last update 13 February 2004
Three cheers for Notre Dame! I found myself teaching a summer session at the University of the Fighting Irish.
During a class break, a cherished moment in a muggy mid-Western summer, one of the students said, "You're Polish, aren't you?"
"Why, yes," I responded.
"Do you know they are sponsoring some kind of Polish Easter celebration at the faculty clubmusic, food and all?" the student continued. They call it ... something beginning with a D' ... Din ... Ding..."
"Dyngus Day!" I responded, "but in July?"
After the initial surprise, a group of us made reservations with much curiosity and some suspicion. Dyngus Day at Notre Dame? In July? What a combination!
That day, the Fighting Irish became Poles at heart. The food was somewhat traditional, although I had to request horseradish. A local band came in from South Bend and played until around midnight.
At that Midwest Dyngus, I was told that South Bend celebrates the day after Easter annually. South Bend dubbed itself the Dyngus Day Capital of the World. Hailing from Buffalo, I told them not to be so sure of that status. Buffalo surely gives South Bend some stiff competition for the honor.
DYNGUS. WHAT DOES THE WORD MEAN? Each year, various definitions, interpretations and guesses appear: anything from switching with branches to the infamous "Sadie Hawkins Day."
I did some research on the etymology of the word. According to the Encyclopedia Staropolska, by A. Gloger (circa the 19th century), the word can be traced back to a medieval form of the word "Dingnus," which means "worthy, proper, or suitable." Gloger cites a use of the word, namely "ransom during a war to protect against pillage," as well as a German usage of "Dingen," which means "to come to an agreement, evaluate or buy back."
The Deutsches Worterbuch traces the meaning of the word as it appears in German from the 16th century to the present as ranging from "hope" to "bringing a case before court" to "coming to the service of another" to "applying for a job" or "bicker over a price."

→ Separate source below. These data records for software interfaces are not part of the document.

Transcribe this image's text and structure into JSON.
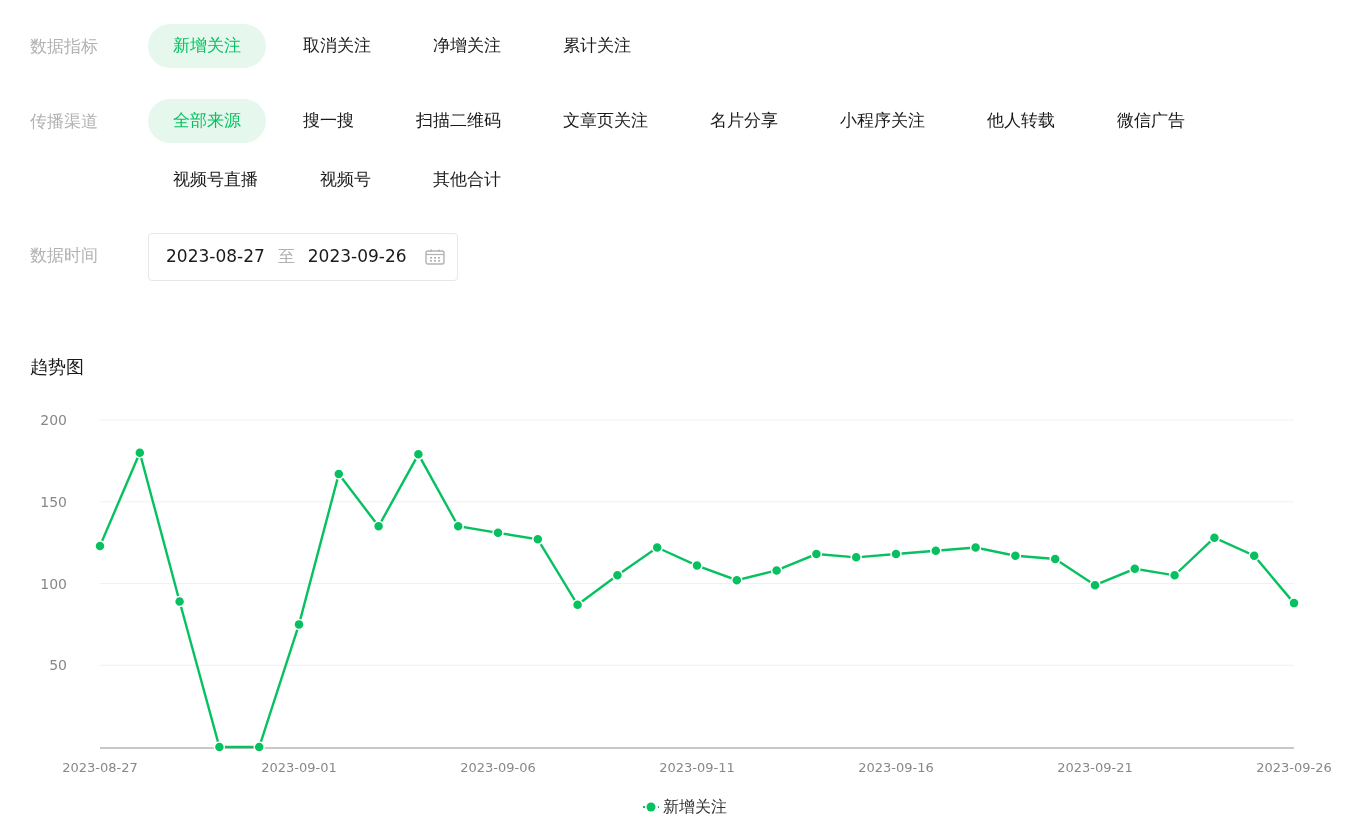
{
  "filters": [
    {
      "label": "数据指标",
      "options": [
        {
          "text": "新增关注",
          "selected": true
        },
        {
          "text": "取消关注",
          "selected": false
        },
        {
          "text": "净增关注",
          "selected": false
        },
        {
          "text": "累计关注",
          "selected": false
        }
      ]
    },
    {
      "label": "传播渠道",
      "options": [
        {
          "text": "全部来源",
          "selected": true
        },
        {
          "text": "搜一搜",
          "selected": false
        },
        {
          "text": "扫描二维码",
          "selected": false
        },
        {
          "text": "文章页关注",
          "selected": false
        },
        {
          "text": "名片分享",
          "selected": false
        },
        {
          "text": "小程序关注",
          "selected": false
        },
        {
          "text": "他人转载",
          "selected": false
        },
        {
          "text": "微信广告",
          "selected": false
        },
        {
          "text": "视频号直播",
          "selected": false
        },
        {
          "text": "视频号",
          "selected": false
        },
        {
          "text": "其他合计",
          "selected": false
        }
      ]
    }
  ],
  "date_range": {
    "label": "数据时间",
    "start": "2023-08-27",
    "separator": "至",
    "end": "2023-09-26"
  },
  "trend": {
    "title": "趋势图",
    "chart_data": {
      "type": "line",
      "x": [
        "2023-08-27",
        "2023-08-28",
        "2023-08-29",
        "2023-08-30",
        "2023-08-31",
        "2023-09-01",
        "2023-09-02",
        "2023-09-03",
        "2023-09-04",
        "2023-09-05",
        "2023-09-06",
        "2023-09-07",
        "2023-09-08",
        "2023-09-09",
        "2023-09-10",
        "2023-09-11",
        "2023-09-12",
        "2023-09-13",
        "2023-09-14",
        "2023-09-15",
        "2023-09-16",
        "2023-09-17",
        "2023-09-18",
        "2023-09-19",
        "2023-09-20",
        "2023-09-21",
        "2023-09-22",
        "2023-09-23",
        "2023-09-24",
        "2023-09-25",
        "2023-09-26"
      ],
      "series": [
        {
          "name": "新增关注",
          "color": "#07c160",
          "marker": "circle",
          "values": [
            123,
            180,
            89,
            0,
            0,
            75,
            167,
            135,
            179,
            135,
            131,
            127,
            87,
            105,
            122,
            111,
            102,
            108,
            118,
            116,
            118,
            120,
            122,
            117,
            115,
            99,
            109,
            105,
            128,
            117,
            88
          ]
        }
      ],
      "grid": true,
      "xlim": [
        "2023-08-27",
        "2023-09-26"
      ],
      "ylim": [
        0,
        200
      ],
      "yticks": [
        50,
        100,
        150,
        200
      ],
      "xticks": [
        "2023-08-27",
        "2023-09-01",
        "2023-09-06",
        "2023-09-11",
        "2023-09-16",
        "2023-09-21",
        "2023-09-26"
      ]
    }
  }
}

ANCIENT PAGAN ORIGINS. Many of our Polish customs date back to pre-Christian practices of our Slavic ancestors. The custom of pouring water is an ancient spring rite of cleansing, purification, and fertility. The same is true of the complimentary practice of switching with pussy willow branches, from which Dyngus Day derives its cognomen "Smigus" -from "smiganie" -switching.
The pagan Poles bickered with nature -"dingen" by means of pouring water and switching with willows to make themselves "pure" and "worthy" for the coming year. Similar practices are still present in other non-Christian cultures during springtime.
MIESZKO'S BAPTISM. Since 966 A.D., and the baptism of Prince Mieszko I, the Church literally "baptized" and accepted these customs, raising them to a level of grace as well as giving them a new and more profound meaning than in the pagan Slavic culture. Other examples of such baptism in Polish tradition include the blessing of Easter baskets, "Wigilia" at Christmas, St. John's Eve -"Sobotka," and Pentecost - Zielone Swiatki, and a host of others.
During the years of the first Millennium of Christianity, baptisms were celebrated exclusively during the Easter season, particularly Holy Saturday and the Octave of Easter. Tradition states that Prince Mieszko I along with his court were baptized on Easter Monday. Thus, Dyngus Day and its rites of sprinkling with water have become a folk celebration in thanksgiving for the fact that the first king of Poland was baptized into Christianity, bringing Catholicism to Poland.
American Polonia has a great cause for celebration in both music and ritual on Dyngus Day, for this day marks the beginning of Roman Catholicism in Poland, the reason that we are today of Catholic faith!
Drawing on the significance of the words mentioned above, it may be said that on this day, Dyngus Day, our ancient ancestors "bickered" - "dingen" with God to make us worthy "dingus" through the waters of baptism, and were thus "bought back or redeemed" by Christ.
WEALTH OF SYMBOLS. From the wealth of symbolism of this day, our ancestors drew some other related and not-so-related meanings. One of the moving stories was the Legend of the Polish Princess Wanda, who was said to have drowned herself in the Wisla River rather than marry a German nobleman she did not love. Today, one of the three mounds in the city of Krakow is dedicated in her honor. For this reason, girls are doused with water to immortalize the memory of Princess Wanda.
Another extrapolation of the Dyngus custom is related to the Resurrection. It is said that the unbelievers in Jerusalem dispersed the followers of Christ -who were spreading the news of the Resurrection on the streets of Jerusalem -by splashing them with water.
Following the somber and reflective season of Lent, the second day of Easter, Dyngus is an appropriate time to celebrate the wealth of our heritage in ritual, song and dance. The emergence of Dyngus Day celebrations, even during the blistering heat of a mid-Western Irish summer and throughout the United States, is an attempt by our Polonia to celebrate and rediscover its history. Dyngus Day, along with other festivals, allows us to unearth the bountiful treasurers of our culture and pass on a sense of "who we are" in this pluralistic nation of many, many such stories of origins.
Copyright 2000 Polish American Journal